Working with Genuine Fractals Print Pro 5 in Photoshop

I have been using Genuine Fractals for many years now. I have used GF Print Pro 5 since it was released. I thought I would just mention a few tips I have found when working with it.

You can resize your image on demand. That means anytime during the process. With this version you can resize layers as well, so you do not have to flatten your file. The directions suggest that you resize immediately before printing so that you can work with a modest file size. I do not do it that way.

I resize the image during my work flow at different times depending on the image. I normally resize to a paper size of 13" x 19". Obviously, the dimensions will be a little smaller and not in that exact proportion. I, normally start out by working with a resolution of 300. I have worked with files as small as 6" x 4.5" at 300 although I like to start with larger files. I like a minimum of about 7" x 5.5" and try to work with 6" x 8". These document sizes reflect a resolution of 300. I have found the latter two sizes work very well. Since I use an Epson printer, I first change the resolution to either 240 or 360 immediately before printing, but I will discuss that later.

If I am doing a straight photograph with very little retouching, I usually do resize it immediately before I print it. If, however, I am adding other elements to the basic image such as birds or other things that I have taken from one of my photographs and saved, I do it before I add the elements. I do this because often the elements are too large and I don't want to have to make them smaller and, then, larger. If I am adding effects such as grain or using the rubber stamp a lot, I like to see how the image looks at print size which I can do under the View menu in Photoshop. I have found that the type of changes I have just mentioned can vary in how they look from a smaller print to a larger one. It is not the resizing itself, but the size of the element or change.

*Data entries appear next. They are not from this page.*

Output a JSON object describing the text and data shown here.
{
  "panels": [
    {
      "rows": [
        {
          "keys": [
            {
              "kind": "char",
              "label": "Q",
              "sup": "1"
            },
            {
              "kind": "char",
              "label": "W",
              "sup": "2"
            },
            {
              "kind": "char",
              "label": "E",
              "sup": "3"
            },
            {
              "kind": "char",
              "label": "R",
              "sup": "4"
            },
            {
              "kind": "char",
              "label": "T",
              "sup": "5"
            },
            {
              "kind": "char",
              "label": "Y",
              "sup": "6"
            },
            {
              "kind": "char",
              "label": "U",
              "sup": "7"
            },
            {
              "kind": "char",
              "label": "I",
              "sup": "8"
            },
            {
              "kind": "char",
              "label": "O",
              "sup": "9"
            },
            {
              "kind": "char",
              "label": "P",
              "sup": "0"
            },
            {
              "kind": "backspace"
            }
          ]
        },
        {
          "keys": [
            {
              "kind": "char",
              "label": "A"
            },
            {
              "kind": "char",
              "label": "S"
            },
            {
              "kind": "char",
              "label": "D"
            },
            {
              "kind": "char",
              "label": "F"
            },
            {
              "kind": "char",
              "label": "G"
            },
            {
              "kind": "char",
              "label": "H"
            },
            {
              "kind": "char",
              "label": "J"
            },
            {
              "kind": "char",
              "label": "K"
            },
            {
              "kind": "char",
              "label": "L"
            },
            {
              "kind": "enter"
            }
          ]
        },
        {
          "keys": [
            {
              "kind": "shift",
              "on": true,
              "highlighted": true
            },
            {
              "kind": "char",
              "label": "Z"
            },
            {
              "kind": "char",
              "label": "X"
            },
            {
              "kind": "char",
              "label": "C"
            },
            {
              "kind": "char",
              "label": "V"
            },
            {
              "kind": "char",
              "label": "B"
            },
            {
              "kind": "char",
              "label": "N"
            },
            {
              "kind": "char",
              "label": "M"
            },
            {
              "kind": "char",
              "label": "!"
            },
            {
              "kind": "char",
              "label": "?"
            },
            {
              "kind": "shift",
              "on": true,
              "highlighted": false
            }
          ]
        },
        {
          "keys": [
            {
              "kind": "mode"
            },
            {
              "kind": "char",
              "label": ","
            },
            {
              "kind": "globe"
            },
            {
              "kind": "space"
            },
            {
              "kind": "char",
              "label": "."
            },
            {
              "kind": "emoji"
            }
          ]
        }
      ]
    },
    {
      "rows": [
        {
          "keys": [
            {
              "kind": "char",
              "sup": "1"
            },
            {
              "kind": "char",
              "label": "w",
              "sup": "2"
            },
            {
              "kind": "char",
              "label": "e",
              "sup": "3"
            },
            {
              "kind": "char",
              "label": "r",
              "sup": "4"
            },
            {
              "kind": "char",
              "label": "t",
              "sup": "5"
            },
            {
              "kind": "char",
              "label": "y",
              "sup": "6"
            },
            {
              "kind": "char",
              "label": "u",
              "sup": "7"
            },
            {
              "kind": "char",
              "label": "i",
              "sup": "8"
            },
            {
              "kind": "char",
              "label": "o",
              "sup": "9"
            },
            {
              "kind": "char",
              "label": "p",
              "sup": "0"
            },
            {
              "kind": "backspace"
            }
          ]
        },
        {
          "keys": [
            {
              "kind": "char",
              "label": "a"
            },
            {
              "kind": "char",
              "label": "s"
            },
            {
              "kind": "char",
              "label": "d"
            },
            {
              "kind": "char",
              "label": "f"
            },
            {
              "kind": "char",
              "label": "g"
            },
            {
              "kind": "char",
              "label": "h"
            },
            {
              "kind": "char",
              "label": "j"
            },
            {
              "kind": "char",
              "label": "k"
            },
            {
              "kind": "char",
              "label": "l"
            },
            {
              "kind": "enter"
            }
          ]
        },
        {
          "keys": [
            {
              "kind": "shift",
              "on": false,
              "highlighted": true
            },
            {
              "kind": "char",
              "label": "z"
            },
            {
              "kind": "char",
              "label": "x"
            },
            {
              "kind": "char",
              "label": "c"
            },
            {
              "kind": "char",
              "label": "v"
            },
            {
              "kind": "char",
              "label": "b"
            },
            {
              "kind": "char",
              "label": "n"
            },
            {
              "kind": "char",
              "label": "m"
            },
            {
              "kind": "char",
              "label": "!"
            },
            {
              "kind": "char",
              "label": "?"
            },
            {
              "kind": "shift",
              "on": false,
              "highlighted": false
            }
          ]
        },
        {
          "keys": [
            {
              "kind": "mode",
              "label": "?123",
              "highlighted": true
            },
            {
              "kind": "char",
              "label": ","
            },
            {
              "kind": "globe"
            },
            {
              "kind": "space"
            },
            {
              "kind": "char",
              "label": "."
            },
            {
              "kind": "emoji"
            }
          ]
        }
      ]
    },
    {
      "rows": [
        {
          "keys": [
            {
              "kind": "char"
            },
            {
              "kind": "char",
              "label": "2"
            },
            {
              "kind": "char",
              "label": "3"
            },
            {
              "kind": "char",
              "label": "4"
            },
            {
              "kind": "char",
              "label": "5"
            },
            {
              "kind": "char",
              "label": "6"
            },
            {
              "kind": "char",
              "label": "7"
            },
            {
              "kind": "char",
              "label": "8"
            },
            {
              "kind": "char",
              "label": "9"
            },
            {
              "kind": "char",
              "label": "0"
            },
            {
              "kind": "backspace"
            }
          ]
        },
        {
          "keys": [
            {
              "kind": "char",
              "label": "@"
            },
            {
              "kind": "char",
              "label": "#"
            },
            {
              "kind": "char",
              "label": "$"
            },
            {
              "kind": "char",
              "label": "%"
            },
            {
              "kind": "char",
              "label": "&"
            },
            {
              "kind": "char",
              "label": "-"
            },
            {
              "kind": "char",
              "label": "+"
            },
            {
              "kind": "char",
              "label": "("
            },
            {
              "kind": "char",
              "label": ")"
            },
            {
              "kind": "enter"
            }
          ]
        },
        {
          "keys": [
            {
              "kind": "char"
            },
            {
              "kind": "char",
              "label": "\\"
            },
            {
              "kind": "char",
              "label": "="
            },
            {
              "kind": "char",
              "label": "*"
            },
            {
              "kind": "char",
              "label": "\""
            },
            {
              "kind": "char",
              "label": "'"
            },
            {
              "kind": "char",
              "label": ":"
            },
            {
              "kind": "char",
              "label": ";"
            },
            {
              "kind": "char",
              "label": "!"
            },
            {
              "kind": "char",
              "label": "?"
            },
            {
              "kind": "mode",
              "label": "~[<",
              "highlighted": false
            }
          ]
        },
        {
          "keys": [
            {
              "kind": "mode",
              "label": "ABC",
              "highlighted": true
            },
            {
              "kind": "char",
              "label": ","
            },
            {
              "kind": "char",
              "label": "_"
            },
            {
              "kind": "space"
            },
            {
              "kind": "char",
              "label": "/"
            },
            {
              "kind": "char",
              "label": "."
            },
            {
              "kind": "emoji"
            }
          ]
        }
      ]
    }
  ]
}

Thus, if I resize the image with GF Print Pro 5 before I make the types of changes I mentioned in the preceding paragraph, I get a better look at how they will appear once printed.

Now, the directions with GF Print Pro 5 state that one should not print as a rule of thumb at 300 dpi. They list the resolutions for various printers. The table below is taken from the help menu.

Since I use an Epson Photo R2400, I normally print at 360 dpi. I make that change before I go into GF Print Pro 5. If the document size is largish, I uncheck the Resample box. This will not, then, add pixels to the image but will decrease the document size since I have increased the resolution from 300 to 360.

If the document size is small, I allow the image to be resampled so as not to decrease the document size. This will increase the file size and the pixel dimensions.

Another hint I have found with the Epson Photo R2400 is to change the color density if the image is darkish. A change to -5 works wonders. If the image has very bright and light colors in it, I keep the Color Density at the default.

These steps I have found work very well for me. They might not be what OnOne Software recommends, but I have gotten extremely good results with them. Could I decrease the resolution to 240 dpi? Probably. I have done that when the image is supposed to be very soft and foggy. But the above combinations (360 dpi) works great on my Epson Photo R2400 printer.

If you are not familiar with Genuine Fractals Print Pro 5, you can read my review.